played every day, and at night when she came home, with the volume low both
day and night, for she always felt she could hear her old neighbors, most of them
Author: Andre Dubus
Publisher: Open Road Media
From the acclaimed author of ‘A Father’s Story’: A boy looks to the Catholic Church for understanding as his family weathers two failed marriages. Voices from the Moon opens amidst the fallout of Stowe family patriarch Greg’s divorce from his wife, Joan; and shortly after, that of their eldest son, Larry, from his wife, Brenda. On the verge of adolescence, young Richie Stowe grapples to make sense of these events and their consequences, and seeks solace in the church. As the family attempts to mend itself and move forward, its members are forced to reconcile their feelings of betrayal with their enduring love for one another. Masterfully related from the alternating perspectives of its six main characters, Dubus’s richly drawn novella recounts a family’s failure to abide by those laws divined and decreed, and its path to redemption via understanding and forgiveness. This ebook features an illustrated biography of Andre Dubus including rare photos and never-before-seen documents from the author’s estate.
To atmospheric refraction we owe the fact that the sun, moon, &0. must be seen
some time before the body be actually and ... Thus may be said to have
terminated our dreary period of night, after a duration of eighty-fourdeys from the
Author: A. Anonymous
Publisher: Cambridge University Press
These letters, written by an anonymous officer on Parry's 1819-20 Arctic voyage, were published in 1821.
Dave and Grace returned the next day, in the late afternoon. ... She was sending
a letter to a friend. ... He's all alone with his worry and his fears and God knows
what else crosses his mind in the middle of the night when the sweats or a pain in
Author: Paul Dorin
Publisher: Trafford Publishing
Category: Juvenile Fiction
Crickets on the Moon is a story of friendship, family, and the power of determination and cooperation in overcoming obstacles.

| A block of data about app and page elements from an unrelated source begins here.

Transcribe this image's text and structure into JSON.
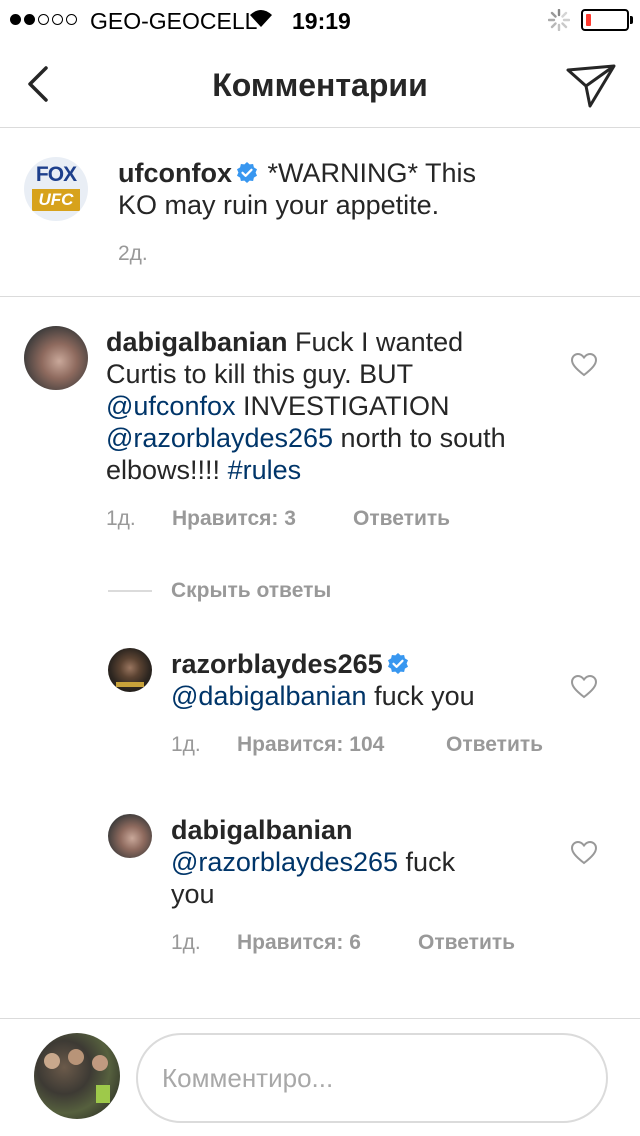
{
  "status_bar": {
    "carrier": "GEO-GEOCELL",
    "time": "19:19",
    "signal_bars_filled": 2,
    "signal_bars_total": 5,
    "battery_level_percent": 10
  },
  "nav": {
    "title": "Комментарии",
    "back_icon": "chevron-left-icon",
    "send_icon": "paper-plane-icon"
  },
  "caption": {
    "username": "ufconfox",
    "verified": true,
    "text": "*WARNING* This KO may ruin your appetite.",
    "age": "2д.",
    "logo_text_top": "FOX",
    "logo_text_bottom": "UFC"
  },
  "comments": [
    {
      "username": "dabigalbanian",
      "text_1": "Fuck I wanted Curtis to kill this guy. BUT ",
      "mention_1": "@ufconfox",
      "text_2": " INVESTIGATION ",
      "mention_2": "@razorblaydes265",
      "text_3": " north to south elbows!!!! ",
      "hashtag": "#rules",
      "age": "1д.",
      "likes": "Нравится: 3",
      "reply": "Ответить"
    }
  ],
  "hide_replies": "Скрыть ответы",
  "replies": [
    {
      "username": "razorblaydes265",
      "verified": true,
      "mention": "@dabigalbanian",
      "text": " fuck you",
      "age": "1д.",
      "likes": "Нравится: 104",
      "reply": "Ответить"
    },
    {
      "username": "dabigalbanian",
      "mention": "@razorblaydes265",
      "text": " fuck you",
      "age": "1д.",
      "likes": "Нравится: 6",
      "reply": "Ответить"
    }
  ],
  "composer": {
    "placeholder": "Комментиро..."
  },
  "colors": {
    "link": "#003569",
    "verified": "#3897f0",
    "meta": "#999999",
    "divider": "#dbdbdb",
    "battery_low": "#ff3b30"
  }
}
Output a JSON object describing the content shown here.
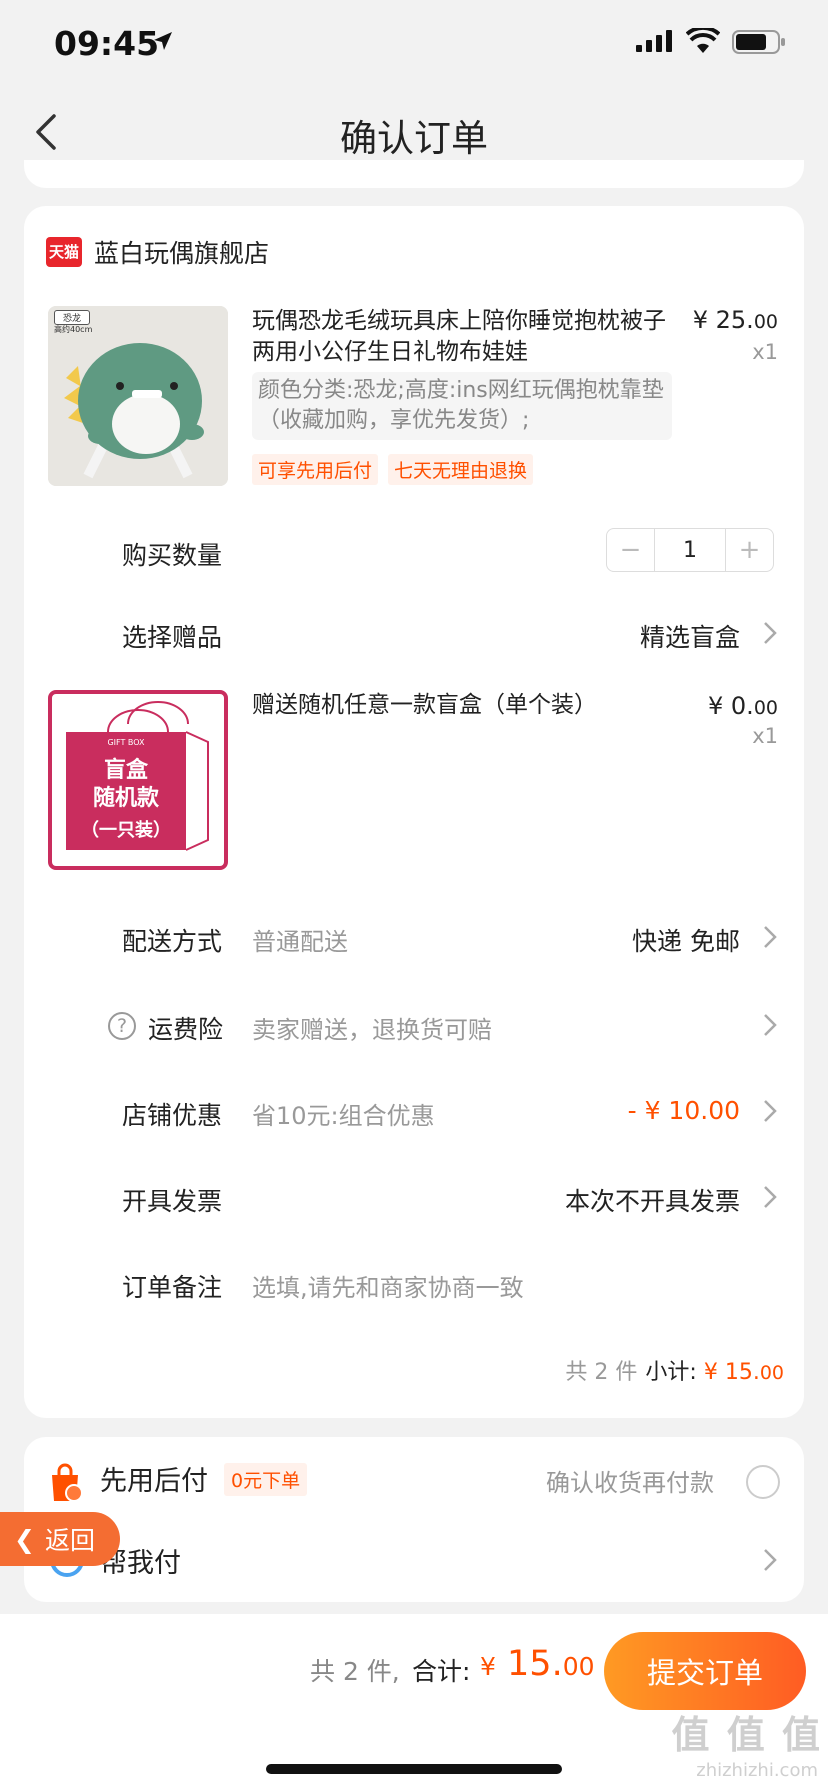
{
  "status_bar": {
    "time": "09:45"
  },
  "nav": {
    "title": "确认订单"
  },
  "shop": {
    "badge": "天猫",
    "name": "蓝白玩偶旗舰店",
    "product": {
      "img_tag_1": "恐龙",
      "img_tag_2": "高约40cm",
      "title": "玩偶恐龙毛绒玩具床上陪你睡觉抱枕被子两用小公仔生日礼物布娃娃",
      "spec": "颜色分类:恐龙;高度:ins网红玩偶抱枕靠垫（收藏加购，享优先发货）;",
      "price_int": "¥ 25.",
      "price_dec": "00",
      "qty": "x1",
      "tags": [
        "可享先用后付",
        "七天无理由退换"
      ]
    },
    "quantity": {
      "label": "购买数量",
      "value": "1",
      "minus": "−",
      "plus": "+"
    },
    "gift": {
      "label": "选择赠品",
      "value": "精选盲盒"
    },
    "gift_item": {
      "box_small": "GIFT BOX",
      "box_line1": "盲盒",
      "box_line2": "随机款",
      "box_line3": "（一只装）",
      "title": "赠送随机任意一款盲盒（单个装）",
      "price_int": "¥ 0.",
      "price_dec": "00",
      "qty": "x1"
    },
    "delivery": {
      "label": "配送方式",
      "sub": "普通配送",
      "value": "快递 免邮"
    },
    "insurance": {
      "icon": "?",
      "label": "运费险",
      "sub": "卖家赠送，退换货可赔"
    },
    "discount": {
      "label": "店铺优惠",
      "sub": "省10元:组合优惠",
      "value": "- ¥ 10.00"
    },
    "invoice": {
      "label": "开具发票",
      "value": "本次不开具发票"
    },
    "note": {
      "label": "订单备注",
      "placeholder": "选填,请先和商家协商一致"
    },
    "subtotal": {
      "count": "共 2 件",
      "label": "小计:",
      "amount_int": "¥ 15.",
      "amount_dec": "00"
    }
  },
  "payment": {
    "later_label": "先用后付",
    "later_badge": "0元下单",
    "later_note": "确认收货再付款",
    "help_pay_label": "帮我付"
  },
  "floating_back": {
    "label": "返回"
  },
  "bottom_bar": {
    "count": "共 2 件,",
    "total_label": "合计:",
    "total_currency": "¥",
    "total_int": " 15.",
    "total_dec": "00",
    "submit": "提交订单"
  },
  "watermark": {
    "main": "值 值 值",
    "sub": "zhizhizhi.com"
  },
  "colors": {
    "accent": "#ff5000",
    "tmall_red": "#e8262c",
    "gift_pink": "#c92d5e",
    "submit_gradient_start": "#ff9a23",
    "submit_gradient_end": "#ff5c23"
  }
}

Sirius has traveled halfway across the galaxy. He's a diplomat-in-training with an unusual deformity, desperately trying to make good on his father's dying wishes. He doesn't know it, but his deformity is also the source of a potent gift he possesses. After two failed missions, time is running short, and it looks like he's going to have to return home in shame and face possible exile. Before he embarked on his journey, his uncle told him to "find the right planet, find the right contact," but he's found neither, until he comes across Earth, hoping he finally got it right. He selects Jonah, a 13 year-old boy who is dying from leukemia, for his mission. Sirius parks on the moon and sends a mysterious orb to Jonah, who must figure out how to use it and also demonstrate, along with four other boys chosen by Sirius, that people on Earth can responsibly use power for peaceful purposes. The boys form a club that meets nightly with the orb, with the directive to ask one question a day, and to choose their questions carefully. It will answer any question they ask. Besides Jonah, there's his hyperactive best friend Ricky, Steven, a socially challenged science geek, Todd, Steven's mortal enemy and a troubled, unhappy boy with dark secrets, and Joe Billy, one-quarter Arapaho who's tried to distance himself from his heritage and the teachings of his grandfather in order to better fit in with his peers. The success of Sirius' mission is constantly challenged by his own emotionality as well as by the boys' struggles in their own lives and with each other. The mission culminates in a perilous adventure in the Rocky Mountains. Sirius must decide whether to risk the boys' lives or to risk never being able to return home. Ultimately, the boys, including Sirius, learn the deeper meanings of friendship and family, and discover a greater purpose to their lives.
The sun continues to rise and set without his rays , and hardly shines at noon ,
even in a cloudless sky . At eleven last night the moon was a dull red , she was
nearly at her highest elevation , and had the colour of heated brick . She would ...